Don Thompson and Natalie Else remind us that traditionally mathematics assessment has been concerned with the collection of tests and the recording of the amount of incorrect or correct answers. This allows little insight towards the mental processes and understandings of the students. They suggest that to assess students learning adequately a range of techniques need to be used. I will outline some of the techniques that are considered by professionals in this profession as more thorough forms of assessing that assess more than just the number of incorrect and correct answers. By this I mean assessment that allows educators to develop detailed records and profiles for their students. One form of assessment that I found lots of reports on was journaling and I actually received the benefit of seeing this in action in my placement school. When on my placement I asked a student what he thought of journaling and his response was ‘ my friends and I like it because we don’t have to sit and write boring tests that are hard to understand, when we do journaling we are allowed to ask the teacher for help. She won’t tell us the answer but it makes it easier than a test.
Sometimes it is even fun.’ I think this outlines the benefits of journaling. Another assessment method that has started to be used in schools to great affect according to rosemary cullingham is ‘open –ended’ question tasks, tasks that require the children to explain and justify their responses. Rowland stated that this was effective as it was practical in nature and allowed students to respond at their own level, and to explain their answers. Her students enjoyed this because if they got the final answer wrong they were able to pick up points through the explaining and justifying stage. Work samples are another popular assessment method and can provide teachers with a non threatening assessment method that will allow them to perceive deeper elements of students learning without the added pressure of formal assessment. According to Kerry nelson students can easily share their knowledge and skills through work samples and visual representations. She states that allowing students to discuss topics between themselves during assessment allows them to achieve greater insight as their peers may explain the task in a different light to what the teacher did. Lastly I want to finish by saying that I think it is important for students to be able to experience a wide and varied range of assessment methods that will not only challenge them but encourage them to enjoy and understand mathematics.
Explain 3 methods of ADR and the advantages and disadvantages of each. Negotiation ... some disadvantages as it is not as cheap as other methods of ADR and there is lack of public funding towards ...
Nelson K. Work samples as an assessment strategy. [online]. Australian Primary Mathematics Classroom; v.8 n.3 p.29-32; 2003.

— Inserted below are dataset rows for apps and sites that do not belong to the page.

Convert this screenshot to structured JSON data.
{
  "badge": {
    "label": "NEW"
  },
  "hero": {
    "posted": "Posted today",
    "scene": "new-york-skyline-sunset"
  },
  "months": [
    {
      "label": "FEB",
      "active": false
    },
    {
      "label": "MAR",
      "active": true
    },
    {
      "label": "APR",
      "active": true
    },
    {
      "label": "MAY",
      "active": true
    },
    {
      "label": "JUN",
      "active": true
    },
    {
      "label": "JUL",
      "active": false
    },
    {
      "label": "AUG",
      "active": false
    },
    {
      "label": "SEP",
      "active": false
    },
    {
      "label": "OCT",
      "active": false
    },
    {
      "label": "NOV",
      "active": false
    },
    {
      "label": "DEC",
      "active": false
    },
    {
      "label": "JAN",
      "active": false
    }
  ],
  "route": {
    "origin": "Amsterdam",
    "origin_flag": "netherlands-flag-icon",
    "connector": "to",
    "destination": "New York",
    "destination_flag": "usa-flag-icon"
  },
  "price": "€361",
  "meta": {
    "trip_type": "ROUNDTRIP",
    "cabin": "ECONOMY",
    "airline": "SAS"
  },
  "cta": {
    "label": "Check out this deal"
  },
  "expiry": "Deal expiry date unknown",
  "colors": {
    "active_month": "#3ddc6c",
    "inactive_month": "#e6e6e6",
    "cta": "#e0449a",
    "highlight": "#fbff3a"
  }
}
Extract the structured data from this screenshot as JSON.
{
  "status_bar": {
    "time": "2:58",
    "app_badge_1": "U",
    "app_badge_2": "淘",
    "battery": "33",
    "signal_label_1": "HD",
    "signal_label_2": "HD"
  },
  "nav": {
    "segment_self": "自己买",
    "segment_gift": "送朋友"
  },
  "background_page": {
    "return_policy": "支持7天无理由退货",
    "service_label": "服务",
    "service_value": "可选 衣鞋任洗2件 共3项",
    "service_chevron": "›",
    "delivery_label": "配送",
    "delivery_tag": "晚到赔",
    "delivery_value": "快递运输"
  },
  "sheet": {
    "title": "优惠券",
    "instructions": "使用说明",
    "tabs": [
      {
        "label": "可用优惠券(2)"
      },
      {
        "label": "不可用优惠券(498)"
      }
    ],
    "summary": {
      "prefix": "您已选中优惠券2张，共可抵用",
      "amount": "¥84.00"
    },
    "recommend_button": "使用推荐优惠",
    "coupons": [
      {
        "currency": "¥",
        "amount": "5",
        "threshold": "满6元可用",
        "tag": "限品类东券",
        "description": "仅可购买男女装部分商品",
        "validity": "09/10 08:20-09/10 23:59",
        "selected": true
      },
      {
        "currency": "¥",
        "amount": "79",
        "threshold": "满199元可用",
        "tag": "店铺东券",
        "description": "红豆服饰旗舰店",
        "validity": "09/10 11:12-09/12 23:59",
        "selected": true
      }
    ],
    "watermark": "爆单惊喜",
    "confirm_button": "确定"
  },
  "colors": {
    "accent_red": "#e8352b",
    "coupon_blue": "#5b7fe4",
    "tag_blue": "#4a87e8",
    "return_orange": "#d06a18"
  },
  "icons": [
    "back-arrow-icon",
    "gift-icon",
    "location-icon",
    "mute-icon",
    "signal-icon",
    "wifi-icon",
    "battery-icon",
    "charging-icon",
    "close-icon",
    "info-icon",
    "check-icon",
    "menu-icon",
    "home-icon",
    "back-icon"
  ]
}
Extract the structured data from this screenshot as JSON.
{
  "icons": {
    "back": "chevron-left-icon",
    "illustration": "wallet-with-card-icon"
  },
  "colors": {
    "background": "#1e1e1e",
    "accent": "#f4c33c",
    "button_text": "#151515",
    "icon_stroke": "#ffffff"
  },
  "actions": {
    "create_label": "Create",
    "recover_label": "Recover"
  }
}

Callingham R. Dialogue and feedback : assessment in the primary mathematics classroom. [online]. Australian Primary Mathematics Classroom; v.13 n.3 p.18-21; 2008.
Rowlands M. Reflections on assessment. [online]. Australian Primary Mathematics Classroom; v.3 n.2 p.26-31; 1998.
Thompson D; Thompson K and Else N. Alternative assessment. [online]. Australian Primary Mathematics Classroom; v.5 n.4 p.29-32; 2000.